The Coffee Voice and Depression 


So, then, why is the CV meaningful in relation to depression?  If we contrast the CV with the voice of depression (let's say, the "DV"), we find that one is present centered and rational, and the other is past/future and essentially emotional. The DV looks at the reality at hand through a filter of negativity ("It's pointless and useless and meaningless") and hopelessness ("There's nothing I can do"). With Joe, if he were in a depressed state, it might sound like this:


CV: Joe, there's a good chance that cup will fall and you'll have to spend a lot of energy and time to clean it up, and be really frustrated.

DV: Joe, it's already there.  It will be exhausting to change it once it's already like this.  Just leave it be and watch your movie.

CV: Joe, you could take a little bit of energy now and move the cup, and that's worth it against the cost of the clean-up.

DV: Well, that's all nice if we actually had any energy. But since we don't, we can't spend any anyway. 

CV: OK, then just pay attention to what happens and learn something for next time.

DV : No, just tune out, Joe. It's too tiring to pay attention...



But this paying attention to this voice of garden variety wisdom is actually a very important skill.  Part of the skill is the noticing of the Coffee Voice as the Coffee Voice, but part is practicing the surrender to its greater wisdom.  Which is very much a practice, requiring noticing, accepting, prioritizing this voice, and then acting on it.   


So, as Joe develops this skill, the dialogue is going to sound something more like this:


[Joe sets the coffee on the edge of the magazine strewn table.]

CV: Joe, that's not a great place to put that.  Why don't you straighten the magazines and move the coffee in?

DV: It's fine, good enough.  Too tired to move it.  Plus it's pointless anyway.

CV: Spend a bit of energy now to avoid a lot later.

Joe: [He hears both voices for what they are.  He imagines the scenario if the coffee falls, and feels through the implications.]  OK, I don't really want to, but you're right, it will cost more later.

CV: Plus costing in being one more bit of despair.

DV: Too tiring, pointless...

Joe: OK, I'll spend a minute and do the minimum to avoid the bad scenario.  


Joe goes ahead and moves the magazines and coffee, and then because he's been working this terrain of depression for a while, knows to pay attention to what the results are when he follows the CV and not the DV.  We need to build up experiences of the positive value of listening to the CV, and this requires acting on its suggestions, and then taking feedback from the results.  Sure enough, Joe sees that his body relaxes, and the anxiety he hadn't realized was there goes away.
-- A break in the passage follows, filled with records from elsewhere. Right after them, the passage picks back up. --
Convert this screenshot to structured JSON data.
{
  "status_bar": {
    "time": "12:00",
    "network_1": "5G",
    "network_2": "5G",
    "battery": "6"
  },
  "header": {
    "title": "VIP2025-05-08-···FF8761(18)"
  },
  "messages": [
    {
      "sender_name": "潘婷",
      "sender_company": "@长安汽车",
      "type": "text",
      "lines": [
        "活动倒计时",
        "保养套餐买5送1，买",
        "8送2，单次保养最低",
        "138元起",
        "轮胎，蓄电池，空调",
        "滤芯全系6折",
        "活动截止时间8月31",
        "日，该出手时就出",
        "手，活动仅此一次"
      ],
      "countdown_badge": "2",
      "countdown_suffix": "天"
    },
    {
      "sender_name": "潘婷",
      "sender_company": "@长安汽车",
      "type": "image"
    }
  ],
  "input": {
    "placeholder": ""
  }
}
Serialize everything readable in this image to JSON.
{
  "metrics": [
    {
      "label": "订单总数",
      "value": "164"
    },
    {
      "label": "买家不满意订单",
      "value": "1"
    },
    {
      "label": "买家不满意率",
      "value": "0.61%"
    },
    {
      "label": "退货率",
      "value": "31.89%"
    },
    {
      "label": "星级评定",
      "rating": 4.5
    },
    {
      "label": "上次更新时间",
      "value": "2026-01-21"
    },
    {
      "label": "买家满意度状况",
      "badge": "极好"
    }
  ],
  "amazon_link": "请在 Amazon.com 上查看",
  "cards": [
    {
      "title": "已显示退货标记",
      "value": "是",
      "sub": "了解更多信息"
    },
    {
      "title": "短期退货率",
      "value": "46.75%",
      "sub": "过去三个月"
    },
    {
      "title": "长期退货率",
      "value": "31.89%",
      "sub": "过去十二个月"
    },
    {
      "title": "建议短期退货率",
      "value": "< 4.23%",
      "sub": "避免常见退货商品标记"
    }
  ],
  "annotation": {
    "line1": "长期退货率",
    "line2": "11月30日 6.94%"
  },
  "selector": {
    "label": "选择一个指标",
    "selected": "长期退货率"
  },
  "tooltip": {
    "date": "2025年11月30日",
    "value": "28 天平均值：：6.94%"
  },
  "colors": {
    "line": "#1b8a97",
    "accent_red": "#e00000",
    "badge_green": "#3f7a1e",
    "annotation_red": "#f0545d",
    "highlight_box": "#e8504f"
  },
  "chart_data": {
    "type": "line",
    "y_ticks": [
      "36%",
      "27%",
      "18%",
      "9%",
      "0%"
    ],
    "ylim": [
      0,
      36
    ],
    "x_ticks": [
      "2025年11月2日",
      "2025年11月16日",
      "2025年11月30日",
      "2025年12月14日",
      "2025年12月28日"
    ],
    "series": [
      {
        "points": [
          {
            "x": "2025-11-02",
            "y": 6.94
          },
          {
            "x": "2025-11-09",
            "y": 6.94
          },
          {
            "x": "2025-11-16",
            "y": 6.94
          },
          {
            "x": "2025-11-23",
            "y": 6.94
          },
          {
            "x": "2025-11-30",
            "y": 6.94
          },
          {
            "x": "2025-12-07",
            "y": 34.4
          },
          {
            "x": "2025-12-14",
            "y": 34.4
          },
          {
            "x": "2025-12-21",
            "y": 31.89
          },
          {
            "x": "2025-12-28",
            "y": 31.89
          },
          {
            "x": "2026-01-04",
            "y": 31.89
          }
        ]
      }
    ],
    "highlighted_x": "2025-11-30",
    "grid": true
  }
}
Even the depression voice fades a bit, as he confirms through his action that he can actually have influence over things in his life, and that not everything has to be a negative or confirm a dismal view of existence.  Since those are the basic beliefs of depression, through even such a small action as moving a cup to a safer position takes a nick out of depression's tap root.



My Book is Available:

Anxiety and Depression:  42 Essays on Overcoming the Wild Moods

My book,

Anxiety and Depression:  42 Essays on Overcoming the Wild Moods (2011), is for sale as a paperback or Kindle.


It is a collection of short essays, focusing on the challenge of managing, and ultimately, uprooting depression and anxiety.  You can find a few sample articles here, and can purchase the book on Amazon here.

Archive of Past Newsletters
     All past issues of Tame Your Mood can be found here.
Audio Recordings
     Various audio recordings can be found here, including audio
     readings of past newsletters. 
About Marty

I am a San Francisco psychotherapist who helps individuals struggling with anxiety and depression to not only manage theseMarty L. Cooper, MFT "wild moods," but eventually learn how to overcome them.  I work comprehensively with mental, emotional, bodily, and spiritual dimensions of anxiety and depression, all of which are necessary to overcome the chronic quality of anxiety and depression.

If you are interested in exploring working together in psychotherapy, please contact me at:


(415) 937-1620,